# Data for this task:

------------------------

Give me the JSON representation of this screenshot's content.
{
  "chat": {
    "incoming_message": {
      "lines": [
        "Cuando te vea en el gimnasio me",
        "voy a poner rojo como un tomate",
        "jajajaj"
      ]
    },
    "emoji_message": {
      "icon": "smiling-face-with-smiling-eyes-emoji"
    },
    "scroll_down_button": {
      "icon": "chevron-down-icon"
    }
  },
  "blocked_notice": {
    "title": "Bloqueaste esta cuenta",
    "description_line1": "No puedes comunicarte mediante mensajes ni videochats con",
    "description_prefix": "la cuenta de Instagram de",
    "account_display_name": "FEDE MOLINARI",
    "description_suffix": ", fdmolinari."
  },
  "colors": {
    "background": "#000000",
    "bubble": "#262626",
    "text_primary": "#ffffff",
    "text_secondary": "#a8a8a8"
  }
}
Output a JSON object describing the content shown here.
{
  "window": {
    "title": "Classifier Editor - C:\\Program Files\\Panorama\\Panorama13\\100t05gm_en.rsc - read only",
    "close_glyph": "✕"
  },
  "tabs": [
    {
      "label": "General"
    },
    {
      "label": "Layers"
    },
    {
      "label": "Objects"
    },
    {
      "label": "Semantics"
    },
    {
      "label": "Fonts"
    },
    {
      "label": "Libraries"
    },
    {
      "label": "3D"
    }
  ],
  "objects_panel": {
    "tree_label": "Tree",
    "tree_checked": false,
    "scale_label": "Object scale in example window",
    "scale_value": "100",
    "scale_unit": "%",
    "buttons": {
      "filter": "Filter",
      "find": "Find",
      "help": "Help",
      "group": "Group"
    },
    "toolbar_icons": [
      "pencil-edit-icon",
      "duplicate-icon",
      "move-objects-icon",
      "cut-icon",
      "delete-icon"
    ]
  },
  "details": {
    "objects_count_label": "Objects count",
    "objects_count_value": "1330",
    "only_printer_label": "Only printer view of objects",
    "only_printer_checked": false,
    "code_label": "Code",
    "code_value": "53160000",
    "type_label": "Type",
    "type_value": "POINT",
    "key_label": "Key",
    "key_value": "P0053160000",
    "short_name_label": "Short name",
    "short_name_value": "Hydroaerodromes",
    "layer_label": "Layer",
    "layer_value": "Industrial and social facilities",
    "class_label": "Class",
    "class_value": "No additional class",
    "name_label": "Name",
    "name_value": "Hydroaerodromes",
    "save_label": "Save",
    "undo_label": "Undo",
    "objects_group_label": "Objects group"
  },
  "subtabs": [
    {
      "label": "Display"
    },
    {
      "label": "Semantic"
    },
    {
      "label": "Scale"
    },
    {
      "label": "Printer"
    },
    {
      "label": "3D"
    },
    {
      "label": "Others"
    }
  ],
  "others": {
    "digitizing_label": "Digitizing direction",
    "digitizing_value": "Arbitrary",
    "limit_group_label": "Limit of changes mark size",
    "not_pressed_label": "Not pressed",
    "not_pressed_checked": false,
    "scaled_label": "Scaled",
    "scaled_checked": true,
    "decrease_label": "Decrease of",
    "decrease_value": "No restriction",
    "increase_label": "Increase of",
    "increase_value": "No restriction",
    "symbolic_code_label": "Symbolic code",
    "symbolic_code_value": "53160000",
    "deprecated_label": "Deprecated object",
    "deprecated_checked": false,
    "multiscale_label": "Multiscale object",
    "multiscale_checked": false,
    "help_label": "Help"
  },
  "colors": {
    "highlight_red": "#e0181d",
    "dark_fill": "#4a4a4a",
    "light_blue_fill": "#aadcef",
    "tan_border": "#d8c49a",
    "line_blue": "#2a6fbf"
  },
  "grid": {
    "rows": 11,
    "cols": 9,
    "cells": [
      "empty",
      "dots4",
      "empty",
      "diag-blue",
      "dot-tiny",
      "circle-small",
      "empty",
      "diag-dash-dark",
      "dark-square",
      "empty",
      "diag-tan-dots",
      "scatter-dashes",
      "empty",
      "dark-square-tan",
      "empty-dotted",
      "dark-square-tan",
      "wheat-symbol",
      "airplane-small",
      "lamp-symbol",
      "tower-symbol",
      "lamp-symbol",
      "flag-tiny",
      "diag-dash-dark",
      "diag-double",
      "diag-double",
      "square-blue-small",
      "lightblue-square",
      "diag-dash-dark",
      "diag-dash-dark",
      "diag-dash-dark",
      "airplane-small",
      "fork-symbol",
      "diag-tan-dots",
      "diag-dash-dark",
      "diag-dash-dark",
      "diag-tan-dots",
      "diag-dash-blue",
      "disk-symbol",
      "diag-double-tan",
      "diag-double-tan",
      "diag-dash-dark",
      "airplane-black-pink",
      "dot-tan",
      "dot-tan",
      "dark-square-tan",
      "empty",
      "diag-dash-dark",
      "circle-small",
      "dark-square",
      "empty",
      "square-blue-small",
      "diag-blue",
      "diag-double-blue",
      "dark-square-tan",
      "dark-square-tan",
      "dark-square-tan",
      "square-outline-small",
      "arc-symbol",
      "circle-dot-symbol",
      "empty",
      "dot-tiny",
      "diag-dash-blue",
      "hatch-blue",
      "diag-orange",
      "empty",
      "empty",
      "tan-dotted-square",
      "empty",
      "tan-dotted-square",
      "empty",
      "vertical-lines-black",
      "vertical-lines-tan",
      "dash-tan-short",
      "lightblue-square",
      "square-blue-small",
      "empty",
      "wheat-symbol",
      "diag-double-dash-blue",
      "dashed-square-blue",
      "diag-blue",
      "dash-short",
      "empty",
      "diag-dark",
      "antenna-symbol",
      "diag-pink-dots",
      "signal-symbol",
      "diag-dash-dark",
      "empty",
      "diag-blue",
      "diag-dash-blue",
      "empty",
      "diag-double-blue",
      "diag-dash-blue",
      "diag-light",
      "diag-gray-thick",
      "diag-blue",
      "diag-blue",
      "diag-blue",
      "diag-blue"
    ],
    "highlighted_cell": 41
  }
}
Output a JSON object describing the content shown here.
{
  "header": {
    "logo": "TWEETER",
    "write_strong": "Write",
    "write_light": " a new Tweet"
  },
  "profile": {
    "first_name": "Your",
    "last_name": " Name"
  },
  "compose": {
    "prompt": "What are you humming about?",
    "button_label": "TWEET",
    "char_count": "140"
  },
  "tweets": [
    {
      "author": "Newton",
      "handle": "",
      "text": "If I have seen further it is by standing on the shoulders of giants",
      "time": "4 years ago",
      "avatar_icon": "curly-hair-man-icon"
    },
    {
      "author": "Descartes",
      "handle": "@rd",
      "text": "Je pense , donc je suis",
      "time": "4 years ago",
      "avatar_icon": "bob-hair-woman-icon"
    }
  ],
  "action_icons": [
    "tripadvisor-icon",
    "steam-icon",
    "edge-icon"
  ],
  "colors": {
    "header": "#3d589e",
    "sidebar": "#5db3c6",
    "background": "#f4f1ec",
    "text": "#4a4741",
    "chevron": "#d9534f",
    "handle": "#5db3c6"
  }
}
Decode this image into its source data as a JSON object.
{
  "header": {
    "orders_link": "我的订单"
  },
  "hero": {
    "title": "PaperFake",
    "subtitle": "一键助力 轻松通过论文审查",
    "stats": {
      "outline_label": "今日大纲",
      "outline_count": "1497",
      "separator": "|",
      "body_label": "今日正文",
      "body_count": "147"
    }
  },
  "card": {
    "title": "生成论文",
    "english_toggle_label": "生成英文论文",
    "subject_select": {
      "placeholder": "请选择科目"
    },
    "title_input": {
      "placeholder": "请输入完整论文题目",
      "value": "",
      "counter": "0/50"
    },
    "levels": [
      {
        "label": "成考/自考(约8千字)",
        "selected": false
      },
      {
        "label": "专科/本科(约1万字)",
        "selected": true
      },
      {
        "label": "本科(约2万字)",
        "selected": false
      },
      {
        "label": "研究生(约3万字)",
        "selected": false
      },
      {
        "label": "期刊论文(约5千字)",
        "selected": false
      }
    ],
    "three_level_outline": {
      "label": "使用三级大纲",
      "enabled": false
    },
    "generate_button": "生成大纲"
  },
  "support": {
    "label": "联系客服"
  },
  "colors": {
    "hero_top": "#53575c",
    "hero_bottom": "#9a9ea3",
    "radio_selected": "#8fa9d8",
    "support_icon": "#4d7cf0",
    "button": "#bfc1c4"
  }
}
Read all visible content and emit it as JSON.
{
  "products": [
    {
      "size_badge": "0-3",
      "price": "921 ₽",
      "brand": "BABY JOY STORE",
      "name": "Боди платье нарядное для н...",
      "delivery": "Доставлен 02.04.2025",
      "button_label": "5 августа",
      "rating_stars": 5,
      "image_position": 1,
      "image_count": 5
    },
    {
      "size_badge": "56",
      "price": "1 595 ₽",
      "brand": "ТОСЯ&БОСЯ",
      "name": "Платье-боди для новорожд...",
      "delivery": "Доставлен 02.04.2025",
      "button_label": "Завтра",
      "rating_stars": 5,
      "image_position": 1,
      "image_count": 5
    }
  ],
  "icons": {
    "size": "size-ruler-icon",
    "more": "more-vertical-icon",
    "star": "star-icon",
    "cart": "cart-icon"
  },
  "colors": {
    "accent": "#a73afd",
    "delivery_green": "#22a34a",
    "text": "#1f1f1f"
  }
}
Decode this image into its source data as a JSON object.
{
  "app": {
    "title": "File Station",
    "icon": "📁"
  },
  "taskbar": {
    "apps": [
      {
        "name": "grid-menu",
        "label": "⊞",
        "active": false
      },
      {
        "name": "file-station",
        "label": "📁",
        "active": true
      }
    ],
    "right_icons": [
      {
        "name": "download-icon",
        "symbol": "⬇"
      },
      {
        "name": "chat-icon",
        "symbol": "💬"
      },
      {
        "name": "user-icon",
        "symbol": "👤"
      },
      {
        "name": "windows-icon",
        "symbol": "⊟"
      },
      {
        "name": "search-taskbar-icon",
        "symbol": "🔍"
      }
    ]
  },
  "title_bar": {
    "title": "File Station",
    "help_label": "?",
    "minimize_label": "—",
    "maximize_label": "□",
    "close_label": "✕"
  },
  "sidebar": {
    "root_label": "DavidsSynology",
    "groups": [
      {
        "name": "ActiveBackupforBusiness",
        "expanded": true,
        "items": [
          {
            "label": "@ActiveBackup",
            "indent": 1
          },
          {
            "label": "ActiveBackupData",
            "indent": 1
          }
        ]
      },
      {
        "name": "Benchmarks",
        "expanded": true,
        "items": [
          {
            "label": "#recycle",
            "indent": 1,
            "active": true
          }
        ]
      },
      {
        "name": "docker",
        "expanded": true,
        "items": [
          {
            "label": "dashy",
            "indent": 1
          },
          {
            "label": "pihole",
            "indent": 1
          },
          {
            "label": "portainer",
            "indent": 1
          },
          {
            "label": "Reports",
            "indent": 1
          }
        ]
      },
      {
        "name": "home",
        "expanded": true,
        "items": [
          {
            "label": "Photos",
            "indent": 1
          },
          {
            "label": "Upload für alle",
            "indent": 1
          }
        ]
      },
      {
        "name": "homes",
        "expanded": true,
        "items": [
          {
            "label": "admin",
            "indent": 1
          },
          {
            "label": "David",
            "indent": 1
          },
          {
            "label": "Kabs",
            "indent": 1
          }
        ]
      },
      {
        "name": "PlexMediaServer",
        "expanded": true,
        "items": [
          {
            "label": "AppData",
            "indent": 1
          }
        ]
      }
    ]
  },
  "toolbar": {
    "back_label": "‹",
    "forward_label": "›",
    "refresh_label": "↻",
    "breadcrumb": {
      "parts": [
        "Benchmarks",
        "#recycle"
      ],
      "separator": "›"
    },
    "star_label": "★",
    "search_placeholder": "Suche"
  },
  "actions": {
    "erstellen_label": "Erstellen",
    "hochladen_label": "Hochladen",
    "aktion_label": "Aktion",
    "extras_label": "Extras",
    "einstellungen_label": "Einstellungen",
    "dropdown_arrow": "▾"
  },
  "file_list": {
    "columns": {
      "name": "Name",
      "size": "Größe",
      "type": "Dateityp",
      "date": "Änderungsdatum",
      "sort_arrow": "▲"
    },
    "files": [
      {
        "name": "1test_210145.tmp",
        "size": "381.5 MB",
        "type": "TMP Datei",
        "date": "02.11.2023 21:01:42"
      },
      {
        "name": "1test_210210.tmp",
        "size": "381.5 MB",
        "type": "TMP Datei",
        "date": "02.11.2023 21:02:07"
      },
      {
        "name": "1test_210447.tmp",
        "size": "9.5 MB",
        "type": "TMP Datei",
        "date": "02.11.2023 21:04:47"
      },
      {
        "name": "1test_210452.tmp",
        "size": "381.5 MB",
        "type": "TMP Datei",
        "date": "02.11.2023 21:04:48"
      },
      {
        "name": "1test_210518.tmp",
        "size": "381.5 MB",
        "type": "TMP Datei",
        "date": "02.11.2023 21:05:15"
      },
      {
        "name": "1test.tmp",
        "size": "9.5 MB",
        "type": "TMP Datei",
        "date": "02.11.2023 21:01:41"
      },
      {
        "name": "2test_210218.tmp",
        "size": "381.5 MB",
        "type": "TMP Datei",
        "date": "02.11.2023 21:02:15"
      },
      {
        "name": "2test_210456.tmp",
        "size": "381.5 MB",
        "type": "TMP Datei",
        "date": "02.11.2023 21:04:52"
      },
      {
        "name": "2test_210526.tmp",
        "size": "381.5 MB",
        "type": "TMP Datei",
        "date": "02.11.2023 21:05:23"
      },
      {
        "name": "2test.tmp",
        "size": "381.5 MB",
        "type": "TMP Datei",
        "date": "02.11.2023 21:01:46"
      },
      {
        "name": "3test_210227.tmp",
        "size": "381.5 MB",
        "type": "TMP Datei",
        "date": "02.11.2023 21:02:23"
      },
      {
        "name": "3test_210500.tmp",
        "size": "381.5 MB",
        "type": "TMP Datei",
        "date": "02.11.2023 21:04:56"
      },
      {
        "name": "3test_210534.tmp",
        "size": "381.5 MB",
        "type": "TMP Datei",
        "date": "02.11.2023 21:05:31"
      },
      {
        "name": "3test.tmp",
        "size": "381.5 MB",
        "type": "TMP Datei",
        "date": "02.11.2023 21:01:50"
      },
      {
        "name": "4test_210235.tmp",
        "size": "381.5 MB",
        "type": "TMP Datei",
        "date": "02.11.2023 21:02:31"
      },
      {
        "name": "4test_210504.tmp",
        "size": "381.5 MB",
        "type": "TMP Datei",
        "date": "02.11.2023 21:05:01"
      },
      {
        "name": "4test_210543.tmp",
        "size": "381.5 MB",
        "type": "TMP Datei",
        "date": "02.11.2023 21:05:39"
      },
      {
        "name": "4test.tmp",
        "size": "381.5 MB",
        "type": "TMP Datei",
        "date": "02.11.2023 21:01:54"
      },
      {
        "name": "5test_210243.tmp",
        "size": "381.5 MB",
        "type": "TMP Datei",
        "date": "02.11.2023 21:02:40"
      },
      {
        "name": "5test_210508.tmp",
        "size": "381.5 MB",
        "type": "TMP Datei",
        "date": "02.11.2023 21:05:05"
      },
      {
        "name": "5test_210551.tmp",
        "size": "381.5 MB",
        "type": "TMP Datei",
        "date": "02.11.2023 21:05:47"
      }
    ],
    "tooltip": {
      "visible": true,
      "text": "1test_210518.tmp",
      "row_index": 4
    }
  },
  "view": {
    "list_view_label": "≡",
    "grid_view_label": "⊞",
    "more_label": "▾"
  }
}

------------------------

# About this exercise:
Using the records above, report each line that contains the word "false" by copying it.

# Solution below:
    "tree_checked": false,
    "only_printer_checked": false,
    "not_pressed_checked": false,
    "deprecated_checked": false,
    "multiscale_checked": false,
        "selected": false
        "selected": false
        "selected": false
        "selected": false
      "enabled": false
        "active": false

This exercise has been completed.